● TASK ITEM: Repeat the material exactly, leaving no line out.

● SOURCE MATERIAL:
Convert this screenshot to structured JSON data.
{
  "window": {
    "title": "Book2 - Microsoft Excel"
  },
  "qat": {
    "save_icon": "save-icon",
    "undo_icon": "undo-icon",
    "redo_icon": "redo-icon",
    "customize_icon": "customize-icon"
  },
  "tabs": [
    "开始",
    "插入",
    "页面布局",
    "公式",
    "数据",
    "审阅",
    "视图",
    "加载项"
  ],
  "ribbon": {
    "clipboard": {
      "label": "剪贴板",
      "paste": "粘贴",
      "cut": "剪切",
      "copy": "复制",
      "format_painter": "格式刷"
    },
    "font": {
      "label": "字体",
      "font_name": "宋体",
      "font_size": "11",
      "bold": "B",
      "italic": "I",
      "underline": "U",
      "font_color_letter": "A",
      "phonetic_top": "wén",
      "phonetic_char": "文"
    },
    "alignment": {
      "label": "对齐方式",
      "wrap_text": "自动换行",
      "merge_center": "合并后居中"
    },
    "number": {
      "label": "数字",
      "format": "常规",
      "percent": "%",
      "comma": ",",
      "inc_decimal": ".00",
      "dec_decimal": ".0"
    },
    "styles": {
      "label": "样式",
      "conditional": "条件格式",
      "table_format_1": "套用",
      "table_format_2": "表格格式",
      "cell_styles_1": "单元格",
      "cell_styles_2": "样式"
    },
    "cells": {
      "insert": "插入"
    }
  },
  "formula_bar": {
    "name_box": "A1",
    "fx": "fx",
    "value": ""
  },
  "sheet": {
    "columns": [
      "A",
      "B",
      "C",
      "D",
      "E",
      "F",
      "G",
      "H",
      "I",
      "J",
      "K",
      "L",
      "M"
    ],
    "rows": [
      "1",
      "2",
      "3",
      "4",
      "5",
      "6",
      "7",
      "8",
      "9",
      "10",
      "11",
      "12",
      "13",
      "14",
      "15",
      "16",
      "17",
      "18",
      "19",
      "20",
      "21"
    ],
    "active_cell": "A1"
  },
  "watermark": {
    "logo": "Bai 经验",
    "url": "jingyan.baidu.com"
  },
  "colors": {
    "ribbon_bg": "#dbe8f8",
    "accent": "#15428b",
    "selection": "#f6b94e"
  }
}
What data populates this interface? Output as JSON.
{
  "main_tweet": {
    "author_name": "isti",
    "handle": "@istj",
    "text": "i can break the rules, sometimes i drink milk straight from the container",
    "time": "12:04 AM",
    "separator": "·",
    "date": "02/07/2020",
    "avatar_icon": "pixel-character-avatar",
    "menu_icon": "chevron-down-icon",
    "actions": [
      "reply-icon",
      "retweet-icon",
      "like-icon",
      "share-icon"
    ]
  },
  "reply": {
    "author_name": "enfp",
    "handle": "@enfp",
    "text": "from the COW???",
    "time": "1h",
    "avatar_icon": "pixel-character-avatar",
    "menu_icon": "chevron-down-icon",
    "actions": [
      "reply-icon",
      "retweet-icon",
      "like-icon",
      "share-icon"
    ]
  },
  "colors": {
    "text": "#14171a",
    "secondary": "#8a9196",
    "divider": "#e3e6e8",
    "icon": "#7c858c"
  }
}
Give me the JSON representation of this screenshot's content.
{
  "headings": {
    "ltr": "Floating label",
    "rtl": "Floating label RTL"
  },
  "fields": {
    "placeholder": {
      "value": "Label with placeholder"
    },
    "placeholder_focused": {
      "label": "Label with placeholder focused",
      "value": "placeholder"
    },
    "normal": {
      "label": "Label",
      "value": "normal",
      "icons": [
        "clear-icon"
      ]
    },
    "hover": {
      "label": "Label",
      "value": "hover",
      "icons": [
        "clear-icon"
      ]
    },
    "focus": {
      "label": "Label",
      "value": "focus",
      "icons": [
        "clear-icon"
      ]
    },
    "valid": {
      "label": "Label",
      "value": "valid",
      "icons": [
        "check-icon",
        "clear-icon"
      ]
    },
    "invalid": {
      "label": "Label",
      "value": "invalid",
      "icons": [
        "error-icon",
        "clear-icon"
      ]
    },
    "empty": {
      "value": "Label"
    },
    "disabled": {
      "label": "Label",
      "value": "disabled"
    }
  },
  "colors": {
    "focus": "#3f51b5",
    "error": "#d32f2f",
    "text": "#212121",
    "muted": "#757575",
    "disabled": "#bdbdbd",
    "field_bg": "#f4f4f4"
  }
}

● RESULT:
Convert this screenshot to structured JSON data.
{
  "window": {
    "title": "Book2 - Microsoft Excel"
  },
  "qat": {
    "save_icon": "save-icon",
    "undo_icon": "undo-icon",
    "redo_icon": "redo-icon",
    "customize_icon": "customize-icon"
  },
  "tabs": [
    "开始",
    "插入",
    "页面布局",
    "公式",
    "数据",
    "审阅",
    "视图",
    "加载项"
  ],
  "ribbon": {
    "clipboard": {
      "label": "剪贴板",
      "paste": "粘贴",
      "cut": "剪切",
      "copy": "复制",
      "format_painter": "格式刷"
    },
    "font": {
      "label": "字体",
      "font_name": "宋体",
      "font_size": "11",
      "bold": "B",
      "italic": "I",
      "underline": "U",
      "font_color_letter": "A",
      "phonetic_top": "wén",
      "phonetic_char": "文"
    },
    "alignment": {
      "label": "对齐方式",
      "wrap_text": "自动换行",
      "merge_center": "合并后居中"
    },
    "number": {
      "label": "数字",
      "format": "常规",
      "percent": "%",
      "comma": ",",
      "inc_decimal": ".00",
      "dec_decimal": ".0"
    },
    "styles": {
      "label": "样式",
      "conditional": "条件格式",
      "table_format_1": "套用",
      "table_format_2": "表格格式",
      "cell_styles_1": "单元格",
      "cell_styles_2": "样式"
    },
    "cells": {
      "insert": "插入"
    }
  },
  "formula_bar": {
    "name_box": "A1",
    "fx": "fx",
    "value": ""
  },
  "sheet": {
    "columns": [
      "A",
      "B",
      "C",
      "D",
      "E",
      "F",
      "G",
      "H",
      "I",
      "J",
      "K",
      "L",
      "M"
    ],
    "rows": [
      "1",
      "2",
      "3",
      "4",
      "5",
      "6",
      "7",
      "8",
      "9",
      "10",
      "11",
      "12",
      "13",
      "14",
      "15",
      "16",
      "17",
      "18",
      "19",
      "20",
      "21"
    ],
    "active_cell": "A1"
  },
  "watermark": {
    "logo": "Bai 经验",
    "url": "jingyan.baidu.com"
  },
  "colors": {
    "ribbon_bg": "#dbe8f8",
    "accent": "#15428b",
    "selection": "#f6b94e"
  }
}
What data populates this interface? Output as JSON.
{
  "main_tweet": {
    "author_name": "isti",
    "handle": "@istj",
    "text": "i can break the rules, sometimes i drink milk straight from the container",
    "time": "12:04 AM",
    "separator": "·",
    "date": "02/07/2020",
    "avatar_icon": "pixel-character-avatar",
    "menu_icon": "chevron-down-icon",
    "actions": [
      "reply-icon",
      "retweet-icon",
      "like-icon",
      "share-icon"
    ]
  },
  "reply": {
    "author_name": "enfp",
    "handle": "@enfp",
    "text": "from the COW???",
    "time": "1h",
    "avatar_icon": "pixel-character-avatar",
    "menu_icon": "chevron-down-icon",
    "actions": [
      "reply-icon",
      "retweet-icon",
      "like-icon",
      "share-icon"
    ]
  },
  "colors": {
    "text": "#14171a",
    "secondary": "#8a9196",
    "divider": "#e3e6e8",
    "icon": "#7c858c"
  }
}
Give me the JSON representation of this screenshot's content.
{
  "headings": {
    "ltr": "Floating label",
    "rtl": "Floating label RTL"
  },
  "fields": {
    "placeholder": {
      "value": "Label with placeholder"
    },
    "placeholder_focused": {
      "label": "Label with placeholder focused",
      "value": "placeholder"
    },
    "normal": {
      "label": "Label",
      "value": "normal",
      "icons": [
        "clear-icon"
      ]
    },
    "hover": {
      "label": "Label",
      "value": "hover",
      "icons": [
        "clear-icon"
      ]
    },
    "focus": {
      "label": "Label",
      "value": "focus",
      "icons": [
        "clear-icon"
      ]
    },
    "valid": {
      "label": "Label",
      "value": "valid",
      "icons": [
        "check-icon",
        "clear-icon"
      ]
    },
    "invalid": {
      "label": "Label",
      "value": "invalid",
      "icons": [
        "error-icon",
        "clear-icon"
      ]
    },
    "empty": {
      "value": "Label"
    },
    "disabled": {
      "label": "Label",
      "value": "disabled"
    }
  },
  "colors": {
    "focus": "#3f51b5",
    "error": "#d32f2f",
    "text": "#212121",
    "muted": "#757575",
    "disabled": "#bdbdbd",
    "field_bg": "#f4f4f4"
  }
}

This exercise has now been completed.